**Activity**
Only lines with the string "Bewehrung" are wanted. Pull them out of the data.

**Source data**
-------------------------
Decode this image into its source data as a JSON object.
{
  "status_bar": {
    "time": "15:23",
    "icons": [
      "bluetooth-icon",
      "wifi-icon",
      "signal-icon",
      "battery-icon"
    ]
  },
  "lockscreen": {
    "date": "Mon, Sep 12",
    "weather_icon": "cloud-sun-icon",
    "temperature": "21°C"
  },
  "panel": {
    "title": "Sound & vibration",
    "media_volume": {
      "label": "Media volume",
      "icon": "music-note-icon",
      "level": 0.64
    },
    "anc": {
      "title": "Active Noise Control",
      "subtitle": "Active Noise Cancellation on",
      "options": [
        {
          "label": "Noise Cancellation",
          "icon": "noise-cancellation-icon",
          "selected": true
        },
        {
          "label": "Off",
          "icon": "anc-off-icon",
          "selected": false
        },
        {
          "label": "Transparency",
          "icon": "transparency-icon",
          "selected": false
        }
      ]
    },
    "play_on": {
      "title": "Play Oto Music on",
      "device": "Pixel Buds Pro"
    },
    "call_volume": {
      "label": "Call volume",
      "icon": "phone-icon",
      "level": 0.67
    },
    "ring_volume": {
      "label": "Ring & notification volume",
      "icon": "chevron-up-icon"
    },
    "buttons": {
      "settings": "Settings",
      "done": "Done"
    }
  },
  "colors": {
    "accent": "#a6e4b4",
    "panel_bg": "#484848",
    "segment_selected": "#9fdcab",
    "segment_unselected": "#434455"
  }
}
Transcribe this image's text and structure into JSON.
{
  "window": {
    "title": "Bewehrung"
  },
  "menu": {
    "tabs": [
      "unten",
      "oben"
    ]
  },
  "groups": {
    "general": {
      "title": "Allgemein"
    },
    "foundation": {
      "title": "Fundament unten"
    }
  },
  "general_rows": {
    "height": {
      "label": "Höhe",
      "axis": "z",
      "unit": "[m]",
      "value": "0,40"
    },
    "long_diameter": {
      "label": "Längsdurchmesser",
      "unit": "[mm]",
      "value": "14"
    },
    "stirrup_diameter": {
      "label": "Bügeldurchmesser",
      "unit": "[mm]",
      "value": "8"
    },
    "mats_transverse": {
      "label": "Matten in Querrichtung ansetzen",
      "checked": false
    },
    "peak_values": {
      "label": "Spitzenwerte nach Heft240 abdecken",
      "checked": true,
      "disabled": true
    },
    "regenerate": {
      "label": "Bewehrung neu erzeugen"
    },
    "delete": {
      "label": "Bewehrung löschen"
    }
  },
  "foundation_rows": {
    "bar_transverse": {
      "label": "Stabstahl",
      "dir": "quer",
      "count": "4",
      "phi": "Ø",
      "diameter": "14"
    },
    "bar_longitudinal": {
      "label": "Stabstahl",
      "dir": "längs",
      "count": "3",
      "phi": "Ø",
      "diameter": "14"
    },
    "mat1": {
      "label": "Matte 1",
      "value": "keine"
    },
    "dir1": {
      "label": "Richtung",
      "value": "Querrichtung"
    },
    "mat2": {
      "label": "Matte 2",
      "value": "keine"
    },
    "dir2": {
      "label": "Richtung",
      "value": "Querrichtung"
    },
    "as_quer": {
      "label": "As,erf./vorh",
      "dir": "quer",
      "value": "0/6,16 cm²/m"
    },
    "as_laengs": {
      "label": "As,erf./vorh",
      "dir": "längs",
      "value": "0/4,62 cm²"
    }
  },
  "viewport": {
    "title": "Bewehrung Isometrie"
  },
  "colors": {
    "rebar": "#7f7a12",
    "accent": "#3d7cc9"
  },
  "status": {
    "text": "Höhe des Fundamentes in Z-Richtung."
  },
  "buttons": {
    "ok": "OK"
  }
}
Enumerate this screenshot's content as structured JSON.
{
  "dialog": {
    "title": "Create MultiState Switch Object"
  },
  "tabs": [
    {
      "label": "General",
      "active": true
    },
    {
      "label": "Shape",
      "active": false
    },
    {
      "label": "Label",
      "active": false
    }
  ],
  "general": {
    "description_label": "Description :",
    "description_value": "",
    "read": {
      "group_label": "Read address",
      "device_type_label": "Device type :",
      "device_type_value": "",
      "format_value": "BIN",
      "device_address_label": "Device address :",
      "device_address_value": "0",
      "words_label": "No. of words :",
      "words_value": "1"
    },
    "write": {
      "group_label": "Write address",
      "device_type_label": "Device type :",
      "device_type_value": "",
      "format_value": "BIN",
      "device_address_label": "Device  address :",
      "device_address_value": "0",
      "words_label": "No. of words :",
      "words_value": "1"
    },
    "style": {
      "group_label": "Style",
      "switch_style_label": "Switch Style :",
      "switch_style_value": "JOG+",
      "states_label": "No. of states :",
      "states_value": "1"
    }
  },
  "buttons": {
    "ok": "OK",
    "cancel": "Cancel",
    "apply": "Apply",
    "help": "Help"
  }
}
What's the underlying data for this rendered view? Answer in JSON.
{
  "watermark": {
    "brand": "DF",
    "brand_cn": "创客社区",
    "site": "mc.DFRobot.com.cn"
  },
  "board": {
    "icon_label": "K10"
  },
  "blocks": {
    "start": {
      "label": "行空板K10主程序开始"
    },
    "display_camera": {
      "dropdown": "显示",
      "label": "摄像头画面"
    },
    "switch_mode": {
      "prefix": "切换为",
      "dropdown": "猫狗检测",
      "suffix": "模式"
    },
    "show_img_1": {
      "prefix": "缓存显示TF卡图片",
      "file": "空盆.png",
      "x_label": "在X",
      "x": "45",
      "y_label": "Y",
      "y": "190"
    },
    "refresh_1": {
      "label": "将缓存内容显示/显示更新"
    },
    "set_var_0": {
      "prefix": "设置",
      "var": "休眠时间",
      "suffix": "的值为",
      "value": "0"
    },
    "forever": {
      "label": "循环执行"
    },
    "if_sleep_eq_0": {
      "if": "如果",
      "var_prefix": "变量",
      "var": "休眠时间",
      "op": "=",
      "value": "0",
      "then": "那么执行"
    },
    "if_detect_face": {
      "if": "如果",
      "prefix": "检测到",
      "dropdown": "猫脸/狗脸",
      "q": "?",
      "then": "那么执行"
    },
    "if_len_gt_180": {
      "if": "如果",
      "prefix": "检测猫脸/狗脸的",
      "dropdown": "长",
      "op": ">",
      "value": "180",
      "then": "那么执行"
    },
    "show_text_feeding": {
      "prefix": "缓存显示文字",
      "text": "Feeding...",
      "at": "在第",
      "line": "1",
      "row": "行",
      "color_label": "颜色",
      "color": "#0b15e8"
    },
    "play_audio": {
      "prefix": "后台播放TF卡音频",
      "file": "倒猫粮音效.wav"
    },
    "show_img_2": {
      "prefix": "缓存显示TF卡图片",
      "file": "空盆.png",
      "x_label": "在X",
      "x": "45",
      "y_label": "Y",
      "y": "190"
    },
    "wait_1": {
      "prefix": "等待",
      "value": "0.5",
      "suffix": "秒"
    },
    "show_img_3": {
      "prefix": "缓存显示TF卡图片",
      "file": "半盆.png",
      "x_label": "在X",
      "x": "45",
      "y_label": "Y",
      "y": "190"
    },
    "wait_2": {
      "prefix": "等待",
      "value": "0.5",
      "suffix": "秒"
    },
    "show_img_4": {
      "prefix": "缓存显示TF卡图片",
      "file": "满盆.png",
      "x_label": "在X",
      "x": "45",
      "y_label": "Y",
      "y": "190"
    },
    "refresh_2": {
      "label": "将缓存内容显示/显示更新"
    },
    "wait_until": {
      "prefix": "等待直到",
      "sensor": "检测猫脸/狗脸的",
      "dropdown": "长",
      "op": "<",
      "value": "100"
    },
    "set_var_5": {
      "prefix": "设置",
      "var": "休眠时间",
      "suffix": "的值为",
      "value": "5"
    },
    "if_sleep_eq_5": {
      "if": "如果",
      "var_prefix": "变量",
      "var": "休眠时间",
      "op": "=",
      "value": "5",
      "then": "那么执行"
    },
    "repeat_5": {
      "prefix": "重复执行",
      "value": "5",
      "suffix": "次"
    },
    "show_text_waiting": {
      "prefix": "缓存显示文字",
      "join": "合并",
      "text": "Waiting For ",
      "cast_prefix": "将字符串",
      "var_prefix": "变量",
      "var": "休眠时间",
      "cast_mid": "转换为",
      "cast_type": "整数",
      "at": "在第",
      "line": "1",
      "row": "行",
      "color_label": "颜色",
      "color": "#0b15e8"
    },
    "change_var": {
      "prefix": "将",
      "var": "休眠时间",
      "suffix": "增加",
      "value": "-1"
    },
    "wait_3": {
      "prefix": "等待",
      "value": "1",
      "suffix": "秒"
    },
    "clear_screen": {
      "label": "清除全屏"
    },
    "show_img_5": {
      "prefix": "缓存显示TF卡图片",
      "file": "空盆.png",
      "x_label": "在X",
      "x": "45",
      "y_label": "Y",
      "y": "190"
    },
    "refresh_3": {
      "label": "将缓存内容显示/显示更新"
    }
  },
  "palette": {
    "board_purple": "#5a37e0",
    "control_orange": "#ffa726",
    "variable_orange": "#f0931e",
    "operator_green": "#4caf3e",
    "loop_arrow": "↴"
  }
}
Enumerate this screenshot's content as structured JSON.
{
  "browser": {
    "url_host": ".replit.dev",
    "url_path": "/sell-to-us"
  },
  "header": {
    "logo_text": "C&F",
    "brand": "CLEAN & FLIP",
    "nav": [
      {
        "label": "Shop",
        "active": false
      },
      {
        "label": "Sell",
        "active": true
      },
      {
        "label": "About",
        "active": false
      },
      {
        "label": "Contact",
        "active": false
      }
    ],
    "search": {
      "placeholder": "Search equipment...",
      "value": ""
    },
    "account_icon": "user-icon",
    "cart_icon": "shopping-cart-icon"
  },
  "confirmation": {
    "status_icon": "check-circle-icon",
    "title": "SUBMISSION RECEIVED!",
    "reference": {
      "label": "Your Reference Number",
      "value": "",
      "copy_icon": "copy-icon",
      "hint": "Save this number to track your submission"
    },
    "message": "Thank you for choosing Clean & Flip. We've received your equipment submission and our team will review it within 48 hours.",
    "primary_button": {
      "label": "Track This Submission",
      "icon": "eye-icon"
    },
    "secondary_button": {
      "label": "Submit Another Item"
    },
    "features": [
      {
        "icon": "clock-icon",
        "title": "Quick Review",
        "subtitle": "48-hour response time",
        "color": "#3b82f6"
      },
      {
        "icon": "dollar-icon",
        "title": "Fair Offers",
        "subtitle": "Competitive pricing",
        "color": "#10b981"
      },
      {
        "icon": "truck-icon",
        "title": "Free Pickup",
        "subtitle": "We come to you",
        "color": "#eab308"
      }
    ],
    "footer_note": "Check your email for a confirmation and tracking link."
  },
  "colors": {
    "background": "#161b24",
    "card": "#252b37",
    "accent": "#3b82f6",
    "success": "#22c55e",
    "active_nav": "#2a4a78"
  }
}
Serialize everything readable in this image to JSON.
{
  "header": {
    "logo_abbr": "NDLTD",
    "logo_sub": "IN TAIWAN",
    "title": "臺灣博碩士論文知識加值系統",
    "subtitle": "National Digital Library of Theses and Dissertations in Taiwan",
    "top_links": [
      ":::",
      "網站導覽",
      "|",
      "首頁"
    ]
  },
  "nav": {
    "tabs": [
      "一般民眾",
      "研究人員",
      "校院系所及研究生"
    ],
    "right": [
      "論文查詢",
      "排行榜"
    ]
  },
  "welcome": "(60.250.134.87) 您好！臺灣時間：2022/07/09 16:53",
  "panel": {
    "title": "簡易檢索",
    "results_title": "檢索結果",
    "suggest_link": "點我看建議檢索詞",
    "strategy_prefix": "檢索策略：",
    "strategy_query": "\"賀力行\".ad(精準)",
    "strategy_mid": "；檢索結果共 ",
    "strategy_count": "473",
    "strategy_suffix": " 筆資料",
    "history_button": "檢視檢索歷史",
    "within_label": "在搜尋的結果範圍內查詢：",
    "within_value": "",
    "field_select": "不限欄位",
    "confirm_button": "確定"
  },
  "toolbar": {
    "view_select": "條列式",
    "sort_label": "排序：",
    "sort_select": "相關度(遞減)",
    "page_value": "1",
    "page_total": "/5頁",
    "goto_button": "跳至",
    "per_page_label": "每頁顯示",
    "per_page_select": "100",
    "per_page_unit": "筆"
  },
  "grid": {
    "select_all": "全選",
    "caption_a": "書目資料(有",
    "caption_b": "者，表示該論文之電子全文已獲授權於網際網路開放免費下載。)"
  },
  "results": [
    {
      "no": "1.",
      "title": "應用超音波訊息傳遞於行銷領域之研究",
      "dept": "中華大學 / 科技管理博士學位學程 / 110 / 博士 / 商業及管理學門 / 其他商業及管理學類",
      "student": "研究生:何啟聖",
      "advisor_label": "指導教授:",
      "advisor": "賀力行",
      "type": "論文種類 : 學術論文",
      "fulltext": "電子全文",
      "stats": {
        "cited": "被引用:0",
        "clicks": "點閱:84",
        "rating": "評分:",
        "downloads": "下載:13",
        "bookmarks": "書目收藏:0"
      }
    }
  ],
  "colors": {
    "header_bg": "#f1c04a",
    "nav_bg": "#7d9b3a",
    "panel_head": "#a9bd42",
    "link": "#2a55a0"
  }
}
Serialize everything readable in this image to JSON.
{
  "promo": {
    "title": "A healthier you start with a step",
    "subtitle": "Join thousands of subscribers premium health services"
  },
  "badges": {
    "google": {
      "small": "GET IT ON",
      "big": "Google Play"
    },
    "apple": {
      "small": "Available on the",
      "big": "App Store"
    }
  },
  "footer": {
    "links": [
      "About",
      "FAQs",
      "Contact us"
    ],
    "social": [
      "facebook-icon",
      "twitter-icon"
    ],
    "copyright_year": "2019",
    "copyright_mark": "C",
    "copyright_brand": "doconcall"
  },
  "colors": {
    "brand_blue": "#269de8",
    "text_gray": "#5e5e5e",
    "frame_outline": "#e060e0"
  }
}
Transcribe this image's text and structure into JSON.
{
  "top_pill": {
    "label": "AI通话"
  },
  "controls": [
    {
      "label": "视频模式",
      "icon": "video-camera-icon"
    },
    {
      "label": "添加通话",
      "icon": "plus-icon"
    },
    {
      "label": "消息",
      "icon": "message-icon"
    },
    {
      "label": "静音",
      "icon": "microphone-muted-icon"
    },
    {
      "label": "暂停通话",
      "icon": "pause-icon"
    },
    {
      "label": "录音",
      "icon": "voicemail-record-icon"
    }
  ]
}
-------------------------
**Output below**
    "title": "Bewehrung"
      "label": "Bewehrung neu erzeugen"
      "label": "Bewehrung löschen"
    "title": "Bewehrung Isometrie"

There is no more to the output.